Whilst Deputy First Minister Martin McGuinness paid a generous tribute on Twitter to his former colleague, one student, a Sinn Féin supporter from a border county, who asked not to be named, was less deferential, telling Trinity News, “I hope him and Maggie [Thatcher] are enjoying the weather where they are.”
Dahnan Spurling, a Senior Freshman science student, said, “Well they say you shouldn’t speak ill of the dead, but I think in his case I can make an exception.”
Others were far less animated by the news of his passing: an indication perhaps of how distant the violence and divisions of the Troubles have become to this generation of students.
“To be honest, I don’t know enough about him to give a fully-informed comment, but from what I gather he was a bit of an idiot,” one international student, Stepan Lavrouk, said.

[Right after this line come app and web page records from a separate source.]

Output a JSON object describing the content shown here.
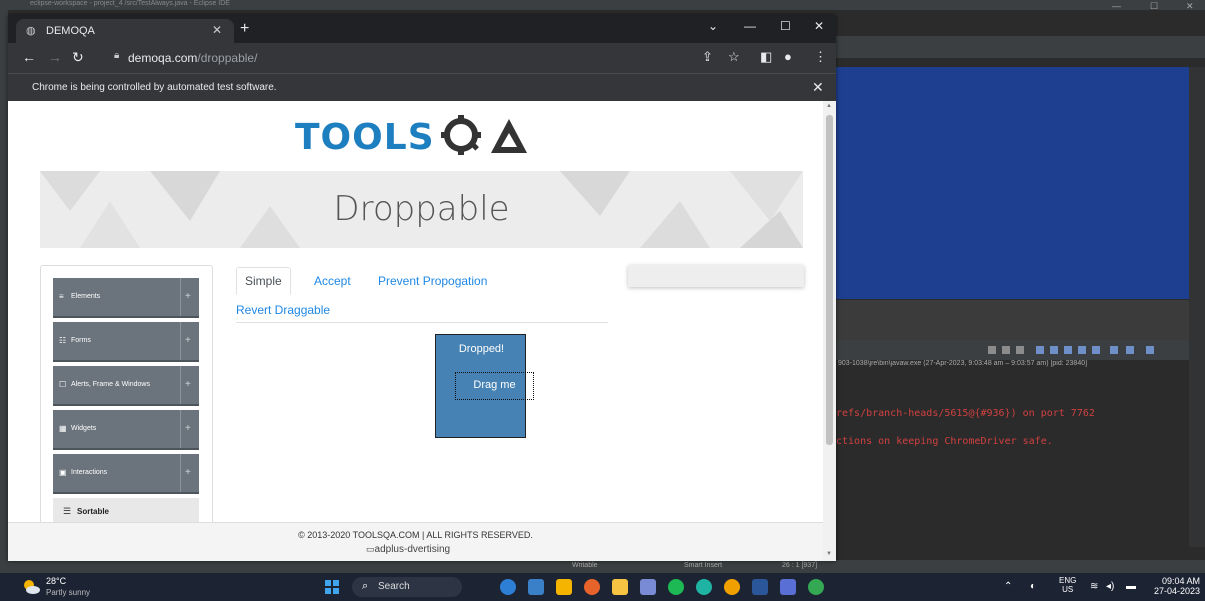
{
  "ide": {
    "title": "eclipse-workspace - project_4 /src/TestAlways.java - Eclipse IDE",
    "console_path": "903-1038\\jre\\bin\\javaw.exe (27-Apr-2023, 9:03:48 am – 9:03:57 am) [pid: 23840]",
    "console_lines": [
      "refs/branch-heads/5615@{#936}) on port 7762",
      "ctions on keeping ChromeDriver safe."
    ],
    "status": {
      "writable": "Writable",
      "insert": "Smart Insert",
      "position": "26 : 1 [937]"
    }
  },
  "chrome": {
    "tab_title": "DEMOQA",
    "url_host": "demoqa.com",
    "url_path": "/droppable/",
    "infobar_text": "Chrome is being controlled by automated test software."
  },
  "page": {
    "logo_text": "TOOLSQA",
    "banner_title": "Droppable",
    "sidebar": [
      {
        "icon": "≡",
        "label": "Elements",
        "toggle": "+"
      },
      {
        "icon": "☷",
        "label": "Forms",
        "toggle": "+"
      },
      {
        "icon": "☐",
        "label": "Alerts, Frame & Windows",
        "toggle": "+"
      },
      {
        "icon": "▦",
        "label": "Widgets",
        "toggle": "+"
      },
      {
        "icon": "▣",
        "label": "Interactions",
        "toggle": "+"
      }
    ],
    "sidebar_sub": {
      "label": "Sortable"
    },
    "tabs": [
      "Simple",
      "Accept",
      "Prevent Propogation",
      "Revert Draggable"
    ],
    "drop_label": "Dropped!",
    "drag_label": "Drag me",
    "footer_text": "© 2013-2020 TOOLSQA.COM | ALL RIGHTS RESERVED.",
    "ad_alt": "adplus-dvertising"
  },
  "taskbar": {
    "temp": "28°C",
    "weather": "Partly sunny",
    "search_label": "Search",
    "lang": "ENG",
    "region": "US",
    "time": "09:04 AM",
    "date": "27-04-2023"
  },
  "colors": {
    "drop_box": "#4682b4",
    "sidebar_group": "#6b747c",
    "tab_link": "#1e88e5",
    "ide_blue": "#1e3f8f",
    "console_text": "#d24040"
  }
}
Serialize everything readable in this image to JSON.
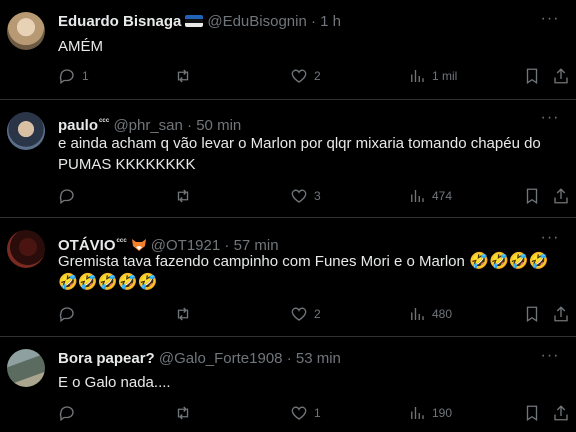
{
  "tweets": [
    {
      "name": "Eduardo Bisnaga",
      "handle": "@EduBisognin",
      "time": "1 h",
      "text": "AMÉM",
      "stats": {
        "replies": "1",
        "retweets": "",
        "likes": "2",
        "views": "1 mil"
      }
    },
    {
      "name": "paulo",
      "badge": "ᶜᶜᶜ",
      "handle": "@phr_san",
      "time": "50 min",
      "text": "e ainda acham q vão levar o Marlon por qlqr mixaria tomando chapéu do PUMAS KKKKKKKK",
      "stats": {
        "replies": "",
        "retweets": "",
        "likes": "3",
        "views": "474"
      }
    },
    {
      "name": "OTÁVIO",
      "badge": "ᶜᶜᶜ",
      "handle": "@OT1921",
      "time": "57 min",
      "text": "Gremista tava fazendo campinho com Funes Mori e o Marlon",
      "emojis": "🤣🤣🤣🤣",
      "emojis2": "🤣🤣🤣🤣🤣",
      "stats": {
        "replies": "",
        "retweets": "",
        "likes": "2",
        "views": "480"
      }
    },
    {
      "name": "Bora papear?",
      "handle": "@Galo_Forte1908",
      "time": "53 min",
      "text": "E o Galo nada....",
      "stats": {
        "replies": "",
        "retweets": "",
        "likes": "1",
        "views": "190"
      }
    }
  ],
  "ui": {
    "separator": "·",
    "more": "···"
  }
}
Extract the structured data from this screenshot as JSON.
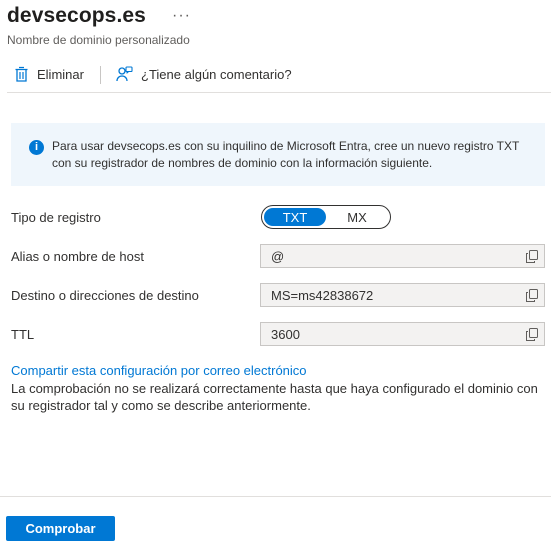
{
  "header": {
    "title": "devsecops.es",
    "more_label": "···",
    "subtitle": "Nombre de dominio personalizado"
  },
  "toolbar": {
    "delete_label": "Eliminar",
    "delete_icon": "trash-icon",
    "feedback_label": "¿Tiene algún comentario?",
    "feedback_icon": "feedback-person-icon"
  },
  "info": {
    "icon": "info-icon",
    "text": "Para usar devsecops.es con su inquilino de Microsoft Entra, cree un nuevo registro TXT con su registrador de nombres de dominio con la información siguiente."
  },
  "form": {
    "record_type": {
      "label": "Tipo de registro",
      "options": [
        "TXT",
        "MX"
      ],
      "selected": "TXT"
    },
    "alias": {
      "label": "Alias o nombre de host",
      "value": "@"
    },
    "destination": {
      "label": "Destino o direcciones de destino",
      "value": "MS=ms42838672"
    },
    "ttl": {
      "label": "TTL",
      "value": "3600"
    }
  },
  "share_link": "Compartir esta configuración por correo electrónico",
  "note": "La comprobación no se realizará correctamente hasta que haya configurado el dominio con su registrador tal y como se describe anteriormente.",
  "footer": {
    "verify_label": "Comprobar"
  },
  "colors": {
    "accent": "#0078d4",
    "info_bg": "#eff6fc",
    "field_bg": "#f3f2f1"
  }
}
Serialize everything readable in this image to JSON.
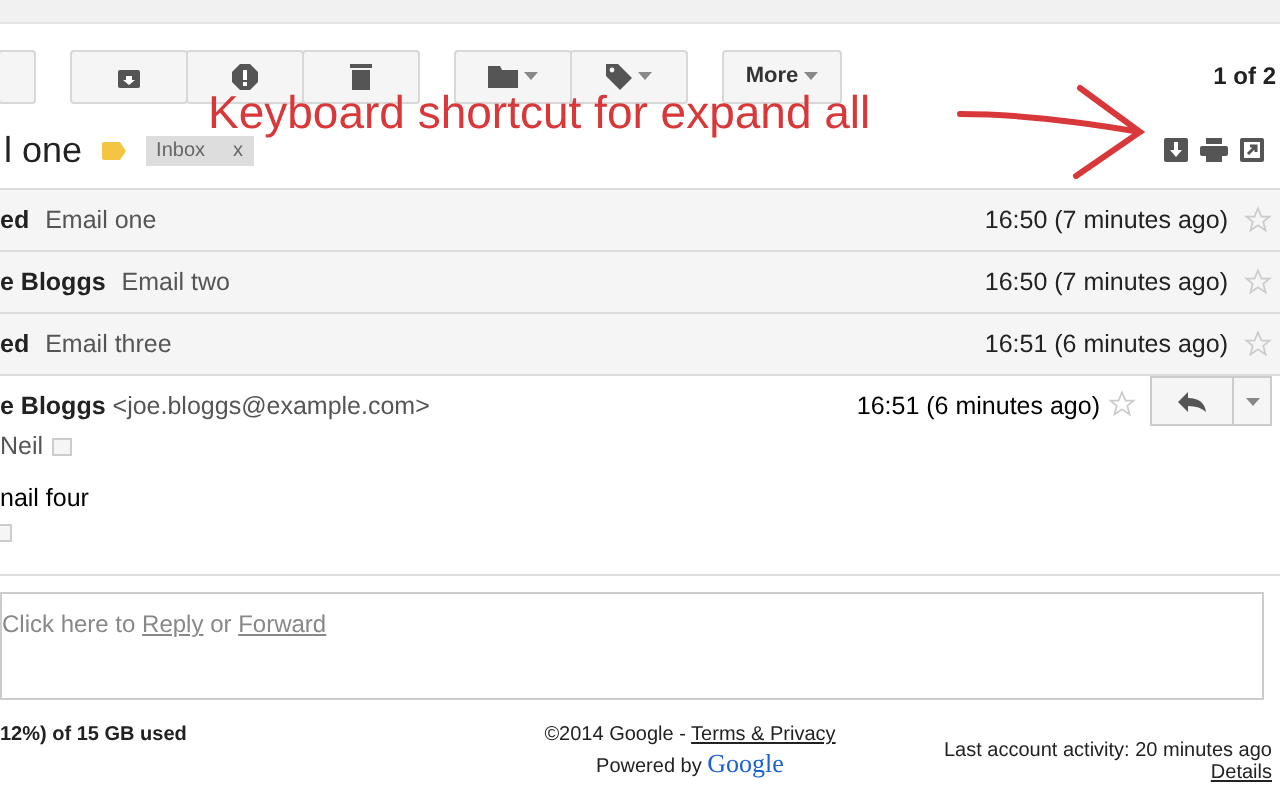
{
  "toolbar": {
    "groups": [
      {
        "buttons": [
          {
            "kind": "archive"
          },
          {
            "kind": "spam"
          },
          {
            "kind": "delete"
          }
        ]
      },
      {
        "buttons": [
          {
            "kind": "folder"
          },
          {
            "kind": "tag"
          }
        ]
      }
    ],
    "more": "More",
    "pager": "1 of 2"
  },
  "subject": {
    "title": "l one",
    "labels": [
      {
        "text": "Inbox",
        "remove": "x"
      }
    ]
  },
  "annotation": "Keyboard shortcut for expand all",
  "collapsed": [
    {
      "sender": "ed",
      "snippet": "Email one",
      "time": "16:50 (7 minutes ago)",
      "starred": false
    },
    {
      "sender": "e Bloggs",
      "snippet": "Email two",
      "time": "16:50 (7 minutes ago)",
      "starred": false
    },
    {
      "sender": "ed",
      "snippet": "Email three",
      "time": "16:51 (6 minutes ago)",
      "starred": false
    }
  ],
  "open_message": {
    "sender": "e Bloggs",
    "address": "<joe.bloggs@example.com>",
    "to": "Neil",
    "body": "nail four",
    "time": "16:51 (6 minutes ago)",
    "starred": false
  },
  "reply_box": {
    "prefix": "Click here to",
    "reply": "Reply",
    "middle": "or",
    "forward": "Forward"
  },
  "footer": {
    "storage": "12%) of 15 GB used",
    "copyright": "©2014 Google -",
    "terms": "Terms & Privacy",
    "powered": "Powered by",
    "logo": "Google",
    "activity": "Last account activity: 20 minutes ago",
    "details": "Details"
  }
}
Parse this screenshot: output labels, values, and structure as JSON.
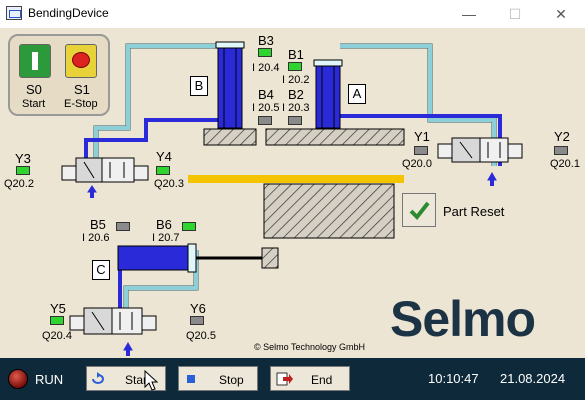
{
  "window": {
    "title": "BendingDevice",
    "minimize": "—",
    "maximize": "☐",
    "close": "✕"
  },
  "panel": {
    "s0": {
      "label": "S0",
      "caption": "Start"
    },
    "s1": {
      "label": "S1",
      "caption": "E-Stop"
    }
  },
  "cylinders": {
    "a": "A",
    "b": "B",
    "c": "C"
  },
  "sensors": {
    "b1": {
      "name": "B1",
      "addr": "I 20.2",
      "state": "on"
    },
    "b2": {
      "name": "B2",
      "addr": "I 20.3",
      "state": "off"
    },
    "b3": {
      "name": "B3",
      "addr": "I 20.4",
      "state": "on"
    },
    "b4": {
      "name": "B4",
      "addr": "I 20.5",
      "state": "off"
    },
    "b5": {
      "name": "B5",
      "addr": "I 20.6",
      "state": "off"
    },
    "b6": {
      "name": "B6",
      "addr": "I 20.7",
      "state": "on"
    }
  },
  "outputs": {
    "y1": {
      "name": "Y1",
      "addr": "Q20.0",
      "state": "off"
    },
    "y2": {
      "name": "Y2",
      "addr": "Q20.1",
      "state": "off"
    },
    "y3": {
      "name": "Y3",
      "addr": "Q20.2",
      "state": "on"
    },
    "y4": {
      "name": "Y4",
      "addr": "Q20.3",
      "state": "on"
    },
    "y5": {
      "name": "Y5",
      "addr": "Q20.4",
      "state": "on"
    },
    "y6": {
      "name": "Y6",
      "addr": "Q20.5",
      "state": "off"
    }
  },
  "part_reset_label": "Part Reset",
  "brand": "Selmo",
  "copyright": "© Selmo Technology GmbH",
  "statusbar": {
    "run_label": "RUN",
    "start_label": "Start",
    "stop_label": "Stop",
    "end_label": "End",
    "time": "10:10:47",
    "date": "21.08.2024"
  },
  "colors": {
    "cylinder_blue": "#2a2ad8",
    "air_line": "#a8e4ec",
    "strip_yellow": "#f5c400",
    "brand": "#1b3344"
  }
}
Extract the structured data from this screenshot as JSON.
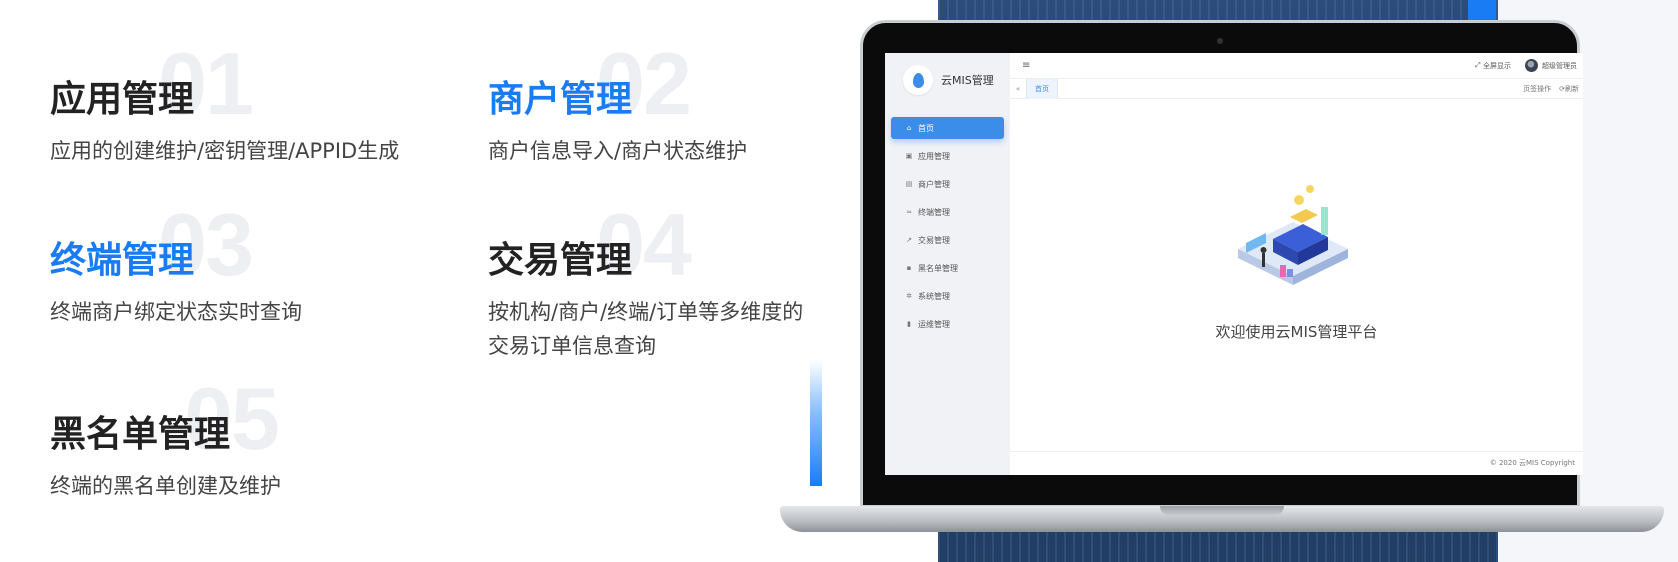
{
  "features": [
    {
      "num": "01",
      "title": "应用管理",
      "desc": "应用的创建维护/密钥管理/APPID生成"
    },
    {
      "num": "02",
      "title": "商户管理",
      "desc": "商户信息导入/商户状态维护"
    },
    {
      "num": "03",
      "title": "终端管理",
      "desc": "终端商户绑定状态实时查询"
    },
    {
      "num": "04",
      "title": "交易管理",
      "desc_line1": "按机构/商户/终端/订单等多维度的",
      "desc_line2": "交易订单信息查询"
    },
    {
      "num": "05",
      "title": "黑名单管理",
      "desc": "终端的黑名单创建及维护"
    }
  ],
  "colors": {
    "accent": "#1a7cf5",
    "title": "#222222",
    "number_watermark": "#eeeff2",
    "nav_active": "#3a8de8"
  },
  "screen": {
    "logo_text": "云MIS管理",
    "nav": [
      {
        "label": "首页",
        "icon": "home-icon"
      },
      {
        "label": "应用管理",
        "icon": "app-icon"
      },
      {
        "label": "商户管理",
        "icon": "merchant-icon"
      },
      {
        "label": "终端管理",
        "icon": "wifi-icon"
      },
      {
        "label": "交易管理",
        "icon": "chart-icon"
      },
      {
        "label": "黑名单管理",
        "icon": "blacklist-icon"
      },
      {
        "label": "系统管理",
        "icon": "gear-icon"
      },
      {
        "label": "运维管理",
        "icon": "doc-icon"
      }
    ],
    "topbar": {
      "menu_icon": "≡",
      "fullscreen": "全屏显示",
      "user": "超级管理员"
    },
    "tabbar": {
      "back_icon": "«",
      "tab": "首页",
      "page_ops": "页签操作",
      "refresh": "刷新"
    },
    "welcome": "欢迎使用云MIS管理平台",
    "footer": "© 2020 云MIS Copyright"
  }
}
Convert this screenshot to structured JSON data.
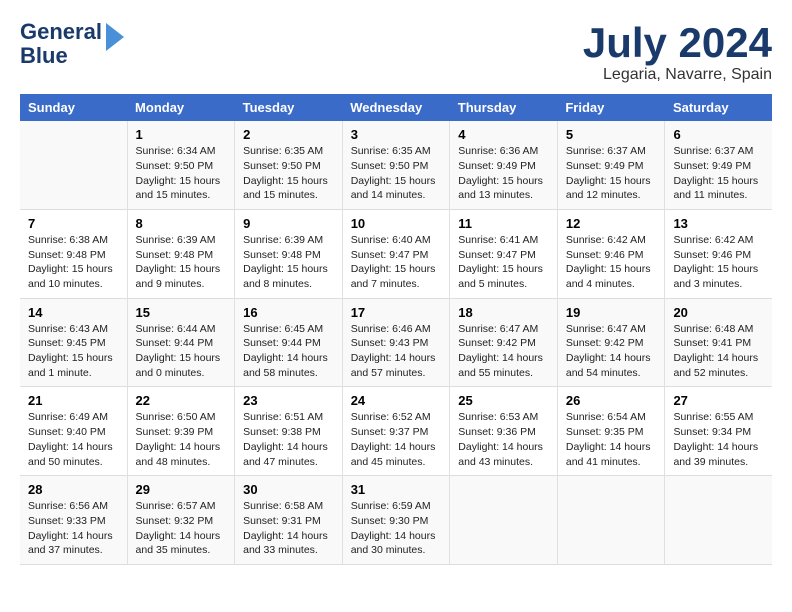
{
  "header": {
    "logo_line1": "General",
    "logo_line2": "Blue",
    "title": "July 2024",
    "subtitle": "Legaria, Navarre, Spain"
  },
  "days_of_week": [
    "Sunday",
    "Monday",
    "Tuesday",
    "Wednesday",
    "Thursday",
    "Friday",
    "Saturday"
  ],
  "weeks": [
    [
      {
        "day": "",
        "content": ""
      },
      {
        "day": "1",
        "content": "Sunrise: 6:34 AM\nSunset: 9:50 PM\nDaylight: 15 hours\nand 15 minutes."
      },
      {
        "day": "2",
        "content": "Sunrise: 6:35 AM\nSunset: 9:50 PM\nDaylight: 15 hours\nand 15 minutes."
      },
      {
        "day": "3",
        "content": "Sunrise: 6:35 AM\nSunset: 9:50 PM\nDaylight: 15 hours\nand 14 minutes."
      },
      {
        "day": "4",
        "content": "Sunrise: 6:36 AM\nSunset: 9:49 PM\nDaylight: 15 hours\nand 13 minutes."
      },
      {
        "day": "5",
        "content": "Sunrise: 6:37 AM\nSunset: 9:49 PM\nDaylight: 15 hours\nand 12 minutes."
      },
      {
        "day": "6",
        "content": "Sunrise: 6:37 AM\nSunset: 9:49 PM\nDaylight: 15 hours\nand 11 minutes."
      }
    ],
    [
      {
        "day": "7",
        "content": "Sunrise: 6:38 AM\nSunset: 9:48 PM\nDaylight: 15 hours\nand 10 minutes."
      },
      {
        "day": "8",
        "content": "Sunrise: 6:39 AM\nSunset: 9:48 PM\nDaylight: 15 hours\nand 9 minutes."
      },
      {
        "day": "9",
        "content": "Sunrise: 6:39 AM\nSunset: 9:48 PM\nDaylight: 15 hours\nand 8 minutes."
      },
      {
        "day": "10",
        "content": "Sunrise: 6:40 AM\nSunset: 9:47 PM\nDaylight: 15 hours\nand 7 minutes."
      },
      {
        "day": "11",
        "content": "Sunrise: 6:41 AM\nSunset: 9:47 PM\nDaylight: 15 hours\nand 5 minutes."
      },
      {
        "day": "12",
        "content": "Sunrise: 6:42 AM\nSunset: 9:46 PM\nDaylight: 15 hours\nand 4 minutes."
      },
      {
        "day": "13",
        "content": "Sunrise: 6:42 AM\nSunset: 9:46 PM\nDaylight: 15 hours\nand 3 minutes."
      }
    ],
    [
      {
        "day": "14",
        "content": "Sunrise: 6:43 AM\nSunset: 9:45 PM\nDaylight: 15 hours\nand 1 minute."
      },
      {
        "day": "15",
        "content": "Sunrise: 6:44 AM\nSunset: 9:44 PM\nDaylight: 15 hours\nand 0 minutes."
      },
      {
        "day": "16",
        "content": "Sunrise: 6:45 AM\nSunset: 9:44 PM\nDaylight: 14 hours\nand 58 minutes."
      },
      {
        "day": "17",
        "content": "Sunrise: 6:46 AM\nSunset: 9:43 PM\nDaylight: 14 hours\nand 57 minutes."
      },
      {
        "day": "18",
        "content": "Sunrise: 6:47 AM\nSunset: 9:42 PM\nDaylight: 14 hours\nand 55 minutes."
      },
      {
        "day": "19",
        "content": "Sunrise: 6:47 AM\nSunset: 9:42 PM\nDaylight: 14 hours\nand 54 minutes."
      },
      {
        "day": "20",
        "content": "Sunrise: 6:48 AM\nSunset: 9:41 PM\nDaylight: 14 hours\nand 52 minutes."
      }
    ],
    [
      {
        "day": "21",
        "content": "Sunrise: 6:49 AM\nSunset: 9:40 PM\nDaylight: 14 hours\nand 50 minutes."
      },
      {
        "day": "22",
        "content": "Sunrise: 6:50 AM\nSunset: 9:39 PM\nDaylight: 14 hours\nand 48 minutes."
      },
      {
        "day": "23",
        "content": "Sunrise: 6:51 AM\nSunset: 9:38 PM\nDaylight: 14 hours\nand 47 minutes."
      },
      {
        "day": "24",
        "content": "Sunrise: 6:52 AM\nSunset: 9:37 PM\nDaylight: 14 hours\nand 45 minutes."
      },
      {
        "day": "25",
        "content": "Sunrise: 6:53 AM\nSunset: 9:36 PM\nDaylight: 14 hours\nand 43 minutes."
      },
      {
        "day": "26",
        "content": "Sunrise: 6:54 AM\nSunset: 9:35 PM\nDaylight: 14 hours\nand 41 minutes."
      },
      {
        "day": "27",
        "content": "Sunrise: 6:55 AM\nSunset: 9:34 PM\nDaylight: 14 hours\nand 39 minutes."
      }
    ],
    [
      {
        "day": "28",
        "content": "Sunrise: 6:56 AM\nSunset: 9:33 PM\nDaylight: 14 hours\nand 37 minutes."
      },
      {
        "day": "29",
        "content": "Sunrise: 6:57 AM\nSunset: 9:32 PM\nDaylight: 14 hours\nand 35 minutes."
      },
      {
        "day": "30",
        "content": "Sunrise: 6:58 AM\nSunset: 9:31 PM\nDaylight: 14 hours\nand 33 minutes."
      },
      {
        "day": "31",
        "content": "Sunrise: 6:59 AM\nSunset: 9:30 PM\nDaylight: 14 hours\nand 30 minutes."
      },
      {
        "day": "",
        "content": ""
      },
      {
        "day": "",
        "content": ""
      },
      {
        "day": "",
        "content": ""
      }
    ]
  ]
}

Most were more nuanced in their opinion of the departed. “I think that what might get lost in the posthumous coverage is the level of hate the man harboured. His contribution to the peace process should only be recounted in the manner it was delivered, begrudgingly,” Maurice Casey, a Senior Sophister student of history told Trinity News.
Another history student, Michael Barton, hoped the press would not use “the occasion of his death to whitewash his extremely conservative, violently sectarian legacy.”
One Northern Irish student, Jane Henry, hoped the former DUP leader’s passing would help the province move on from the Troubles, insisting, “It can’t be denied that [he] was a key figure – along with others from both sides of the conflict – in inciting hatred in Northern Ireland and leaving a dark cloud for many generations to follow, [including mine]. Not to take away from the bereavement that accompanies death, of course, but I can only hope that with the passing of such an influential figure… we can bury these past wrong doings and hatred incited by politicians such as Mr Paisley and finally leave all that where it belongs – to rest.”
Another Northerner disagreed, opining that Dr Paisley’s legacy to Northern Ireland was one of peace. “He proved that any person, and any society, can embrace peace and put conflict and hatred behind them,” he maintained.
Despite its age-old reputation as a historic bastion of unionism in Ireland, none of the students canvassed by Trinity News came anything close to offering the fulsome tributes to the departed offered by former colleagues and associates up North.
Overwhelmingly, most people expressed polite sentiments of condolence balanced by appreciation for Dr Paisley’s work during the peace process, if not his earlier role earlier in the conflict as the uncompromising voice of right-wing unionism.